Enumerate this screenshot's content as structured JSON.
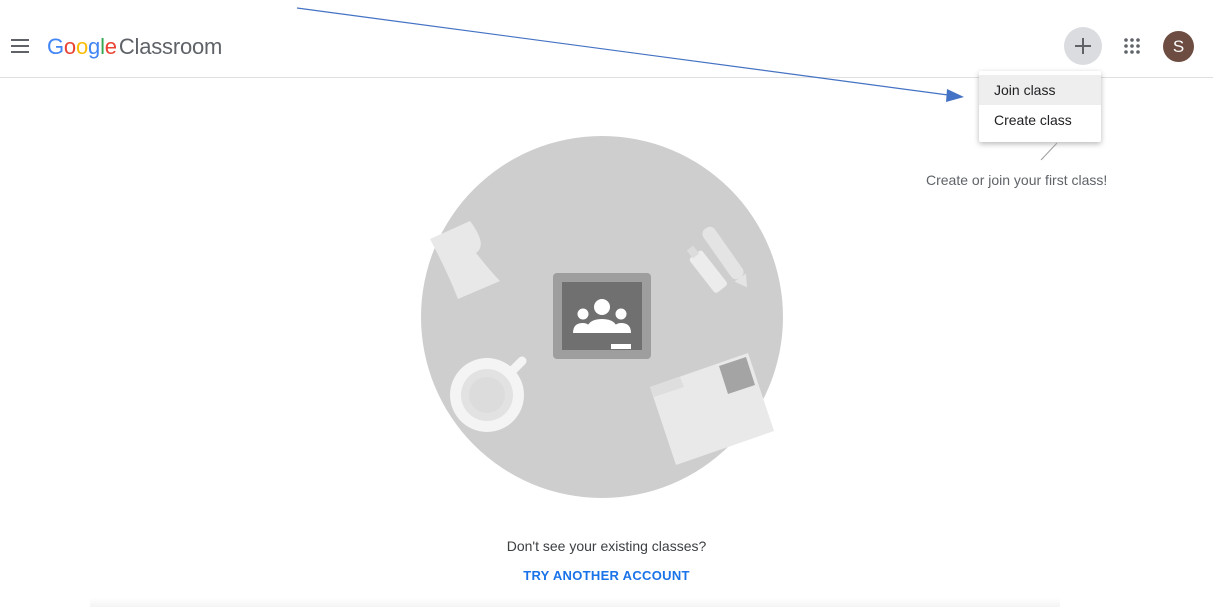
{
  "header": {
    "logo_google": [
      "G",
      "o",
      "o",
      "g",
      "l",
      "e"
    ],
    "logo_product": "Classroom",
    "logo_colors": [
      "#4285F4",
      "#EA4335",
      "#FBBC05",
      "#4285F4",
      "#34A853",
      "#EA4335"
    ],
    "plus_icon": "plus-icon",
    "apps_icon": "apps-grid-icon",
    "avatar_letter": "S",
    "avatar_color": "#6d4c41"
  },
  "menu": {
    "items": [
      {
        "label": "Join class",
        "active": true
      },
      {
        "label": "Create class",
        "active": false
      }
    ]
  },
  "hint": "Create or join your first class!",
  "empty_state": {
    "illustration": "classroom-desk-illustration",
    "message": "Don't see your existing classes?",
    "link": "TRY ANOTHER ACCOUNT"
  },
  "annotation": {
    "arrow_color": "#4472C4"
  }
}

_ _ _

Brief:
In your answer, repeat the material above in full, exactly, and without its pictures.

Exercise output:
Enumerate this screenshot's content as structured JSON.
{
  "header": {
    "logo_google": [
      "G",
      "o",
      "o",
      "g",
      "l",
      "e"
    ],
    "logo_product": "Classroom",
    "logo_colors": [
      "#4285F4",
      "#EA4335",
      "#FBBC05",
      "#4285F4",
      "#34A853",
      "#EA4335"
    ],
    "plus_icon": "plus-icon",
    "apps_icon": "apps-grid-icon",
    "avatar_letter": "S",
    "avatar_color": "#6d4c41"
  },
  "menu": {
    "items": [
      {
        "label": "Join class",
        "active": true
      },
      {
        "label": "Create class",
        "active": false
      }
    ]
  },
  "hint": "Create or join your first class!",
  "empty_state": {
    "illustration": "classroom-desk-illustration",
    "message": "Don't see your existing classes?",
    "link": "TRY ANOTHER ACCOUNT"
  },
  "annotation": {
    "arrow_color": "#4472C4"
  }
}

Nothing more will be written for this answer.